#### Your objective:
Please work out the number of lines in the following material that include "디스플레이", and reply with only that number.

* * *

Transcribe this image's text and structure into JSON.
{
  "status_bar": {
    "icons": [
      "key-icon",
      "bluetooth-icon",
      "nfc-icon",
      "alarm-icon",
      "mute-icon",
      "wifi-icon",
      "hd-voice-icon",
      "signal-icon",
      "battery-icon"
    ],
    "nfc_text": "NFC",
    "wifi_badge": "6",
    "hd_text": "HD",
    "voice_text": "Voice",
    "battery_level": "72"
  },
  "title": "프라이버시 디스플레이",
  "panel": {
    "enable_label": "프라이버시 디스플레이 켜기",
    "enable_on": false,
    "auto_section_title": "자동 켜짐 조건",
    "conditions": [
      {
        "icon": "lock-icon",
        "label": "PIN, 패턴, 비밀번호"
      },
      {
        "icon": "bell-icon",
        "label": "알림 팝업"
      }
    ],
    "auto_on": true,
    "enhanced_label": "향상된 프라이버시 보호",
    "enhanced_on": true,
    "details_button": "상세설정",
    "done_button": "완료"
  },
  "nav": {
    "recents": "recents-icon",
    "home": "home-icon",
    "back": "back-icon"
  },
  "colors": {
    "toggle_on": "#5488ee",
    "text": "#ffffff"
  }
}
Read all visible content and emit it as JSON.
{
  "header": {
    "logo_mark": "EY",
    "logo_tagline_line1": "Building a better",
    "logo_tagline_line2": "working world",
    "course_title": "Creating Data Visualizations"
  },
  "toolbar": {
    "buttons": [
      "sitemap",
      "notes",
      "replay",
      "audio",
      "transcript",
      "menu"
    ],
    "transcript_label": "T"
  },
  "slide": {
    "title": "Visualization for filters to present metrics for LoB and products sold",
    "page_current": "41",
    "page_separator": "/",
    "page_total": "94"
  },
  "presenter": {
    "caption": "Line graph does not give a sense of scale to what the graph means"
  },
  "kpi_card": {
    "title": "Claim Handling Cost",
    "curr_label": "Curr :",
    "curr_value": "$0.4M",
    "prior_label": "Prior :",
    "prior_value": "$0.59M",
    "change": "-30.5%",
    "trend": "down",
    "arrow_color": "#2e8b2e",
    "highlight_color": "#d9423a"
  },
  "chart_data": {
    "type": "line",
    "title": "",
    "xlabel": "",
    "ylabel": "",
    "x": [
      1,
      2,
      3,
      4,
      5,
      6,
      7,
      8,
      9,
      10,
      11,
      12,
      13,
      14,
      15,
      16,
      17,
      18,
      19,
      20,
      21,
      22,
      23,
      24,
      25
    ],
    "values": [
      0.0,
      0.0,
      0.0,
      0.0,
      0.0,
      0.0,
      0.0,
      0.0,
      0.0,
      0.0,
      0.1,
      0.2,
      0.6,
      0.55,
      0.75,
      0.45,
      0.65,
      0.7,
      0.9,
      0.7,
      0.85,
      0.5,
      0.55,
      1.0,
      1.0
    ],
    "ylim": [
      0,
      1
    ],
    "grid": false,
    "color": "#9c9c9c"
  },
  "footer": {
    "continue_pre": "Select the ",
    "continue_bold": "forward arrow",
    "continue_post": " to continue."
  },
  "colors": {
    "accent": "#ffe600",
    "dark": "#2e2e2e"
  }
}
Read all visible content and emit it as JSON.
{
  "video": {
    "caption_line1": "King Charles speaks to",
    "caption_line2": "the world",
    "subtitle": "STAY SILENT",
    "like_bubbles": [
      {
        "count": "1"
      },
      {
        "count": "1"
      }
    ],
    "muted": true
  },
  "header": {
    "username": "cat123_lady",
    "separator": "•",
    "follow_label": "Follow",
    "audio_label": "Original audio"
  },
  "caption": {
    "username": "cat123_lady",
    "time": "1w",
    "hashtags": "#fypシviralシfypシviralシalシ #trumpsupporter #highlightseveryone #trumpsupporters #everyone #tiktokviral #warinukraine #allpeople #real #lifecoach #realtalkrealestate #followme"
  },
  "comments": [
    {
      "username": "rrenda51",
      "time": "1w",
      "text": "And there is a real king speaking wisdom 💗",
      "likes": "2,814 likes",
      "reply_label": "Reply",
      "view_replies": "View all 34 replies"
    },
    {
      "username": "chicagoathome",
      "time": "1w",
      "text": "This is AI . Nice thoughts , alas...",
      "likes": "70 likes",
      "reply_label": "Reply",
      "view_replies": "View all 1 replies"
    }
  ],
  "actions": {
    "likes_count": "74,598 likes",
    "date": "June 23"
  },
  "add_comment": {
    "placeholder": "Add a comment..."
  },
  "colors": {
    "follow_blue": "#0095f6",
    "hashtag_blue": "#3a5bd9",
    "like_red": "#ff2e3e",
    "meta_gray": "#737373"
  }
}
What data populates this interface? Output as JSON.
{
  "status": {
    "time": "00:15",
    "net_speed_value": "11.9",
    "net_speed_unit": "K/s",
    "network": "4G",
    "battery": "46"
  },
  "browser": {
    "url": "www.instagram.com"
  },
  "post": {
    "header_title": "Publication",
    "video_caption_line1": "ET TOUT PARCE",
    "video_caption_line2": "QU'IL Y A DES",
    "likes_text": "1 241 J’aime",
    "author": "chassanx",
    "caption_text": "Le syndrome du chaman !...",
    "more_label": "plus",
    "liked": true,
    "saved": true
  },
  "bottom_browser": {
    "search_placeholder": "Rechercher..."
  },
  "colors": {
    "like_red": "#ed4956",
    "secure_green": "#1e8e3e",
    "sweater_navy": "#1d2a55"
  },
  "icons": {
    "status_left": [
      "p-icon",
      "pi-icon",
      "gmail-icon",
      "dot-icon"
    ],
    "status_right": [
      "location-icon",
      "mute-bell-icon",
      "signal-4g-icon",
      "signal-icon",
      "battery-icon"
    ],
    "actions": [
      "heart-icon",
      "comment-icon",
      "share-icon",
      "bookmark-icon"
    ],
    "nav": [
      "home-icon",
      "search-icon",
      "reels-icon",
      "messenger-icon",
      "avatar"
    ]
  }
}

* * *

#### Finished task:
2